Exercise »
If a line below contains "http", count it. Report the final total and nothing more.

Data for review »
'''
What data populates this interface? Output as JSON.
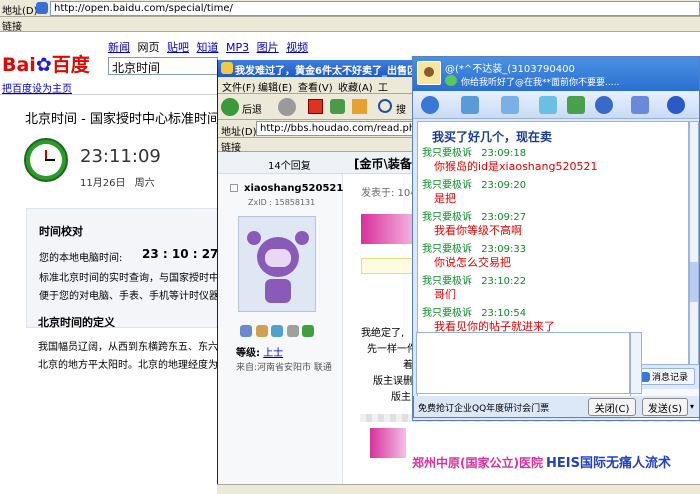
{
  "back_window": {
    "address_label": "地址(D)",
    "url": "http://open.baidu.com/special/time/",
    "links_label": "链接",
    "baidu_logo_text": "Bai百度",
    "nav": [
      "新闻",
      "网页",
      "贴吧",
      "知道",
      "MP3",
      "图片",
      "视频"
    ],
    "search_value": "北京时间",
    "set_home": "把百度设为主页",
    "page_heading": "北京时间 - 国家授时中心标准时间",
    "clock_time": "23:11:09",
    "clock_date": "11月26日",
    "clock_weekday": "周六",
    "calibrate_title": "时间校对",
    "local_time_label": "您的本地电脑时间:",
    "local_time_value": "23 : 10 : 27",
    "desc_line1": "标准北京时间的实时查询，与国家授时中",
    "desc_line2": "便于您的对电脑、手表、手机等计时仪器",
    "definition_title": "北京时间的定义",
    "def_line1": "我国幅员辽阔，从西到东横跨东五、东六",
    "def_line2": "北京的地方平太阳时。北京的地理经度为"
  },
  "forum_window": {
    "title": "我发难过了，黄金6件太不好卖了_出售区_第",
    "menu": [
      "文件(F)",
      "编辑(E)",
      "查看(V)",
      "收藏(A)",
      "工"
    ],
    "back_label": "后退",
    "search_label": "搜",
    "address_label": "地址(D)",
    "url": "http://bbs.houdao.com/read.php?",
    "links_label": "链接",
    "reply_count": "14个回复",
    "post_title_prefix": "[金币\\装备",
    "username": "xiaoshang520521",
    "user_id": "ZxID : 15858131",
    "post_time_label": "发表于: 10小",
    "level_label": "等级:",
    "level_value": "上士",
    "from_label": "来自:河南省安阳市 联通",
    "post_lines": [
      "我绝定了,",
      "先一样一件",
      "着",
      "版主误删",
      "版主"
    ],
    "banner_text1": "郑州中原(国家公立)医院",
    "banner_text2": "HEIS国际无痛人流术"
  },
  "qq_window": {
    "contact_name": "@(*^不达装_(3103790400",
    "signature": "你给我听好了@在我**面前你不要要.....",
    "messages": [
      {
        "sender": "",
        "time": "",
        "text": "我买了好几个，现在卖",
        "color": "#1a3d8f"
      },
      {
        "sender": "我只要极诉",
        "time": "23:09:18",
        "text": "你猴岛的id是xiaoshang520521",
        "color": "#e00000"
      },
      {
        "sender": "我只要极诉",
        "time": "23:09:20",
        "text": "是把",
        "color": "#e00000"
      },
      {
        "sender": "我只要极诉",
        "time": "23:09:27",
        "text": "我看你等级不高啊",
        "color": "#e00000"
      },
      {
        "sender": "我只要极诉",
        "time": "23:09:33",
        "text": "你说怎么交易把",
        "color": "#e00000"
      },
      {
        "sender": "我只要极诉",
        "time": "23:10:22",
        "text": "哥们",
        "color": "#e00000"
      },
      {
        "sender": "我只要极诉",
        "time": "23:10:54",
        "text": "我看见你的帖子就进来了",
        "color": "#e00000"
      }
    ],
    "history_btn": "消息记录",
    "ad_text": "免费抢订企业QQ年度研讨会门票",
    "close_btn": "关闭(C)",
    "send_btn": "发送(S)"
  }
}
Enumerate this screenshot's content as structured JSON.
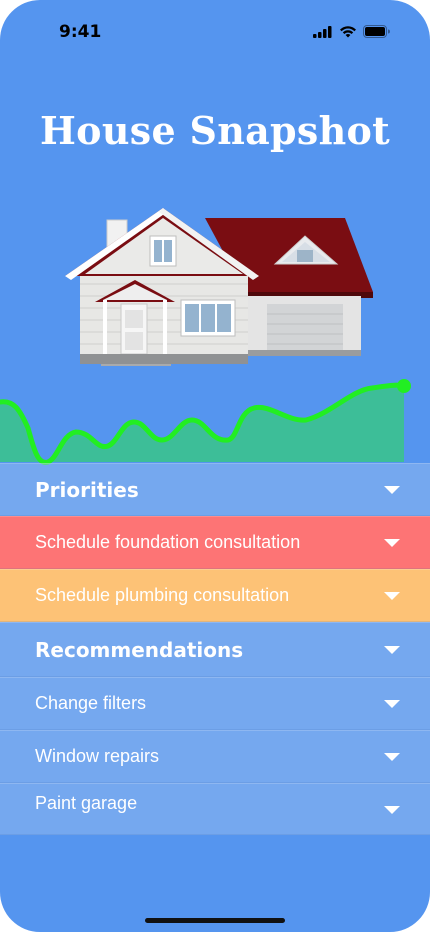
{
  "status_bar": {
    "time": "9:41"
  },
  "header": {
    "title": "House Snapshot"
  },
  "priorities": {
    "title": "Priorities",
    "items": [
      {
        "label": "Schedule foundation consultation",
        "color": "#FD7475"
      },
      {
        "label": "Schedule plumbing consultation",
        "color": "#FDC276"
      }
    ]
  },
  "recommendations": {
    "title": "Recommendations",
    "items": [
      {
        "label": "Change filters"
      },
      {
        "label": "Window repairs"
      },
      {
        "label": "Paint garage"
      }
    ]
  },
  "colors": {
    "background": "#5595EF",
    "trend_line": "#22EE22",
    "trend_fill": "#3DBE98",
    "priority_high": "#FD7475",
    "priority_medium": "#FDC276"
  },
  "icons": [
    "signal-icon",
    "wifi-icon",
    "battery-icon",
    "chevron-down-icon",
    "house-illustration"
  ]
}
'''
Written solution »
2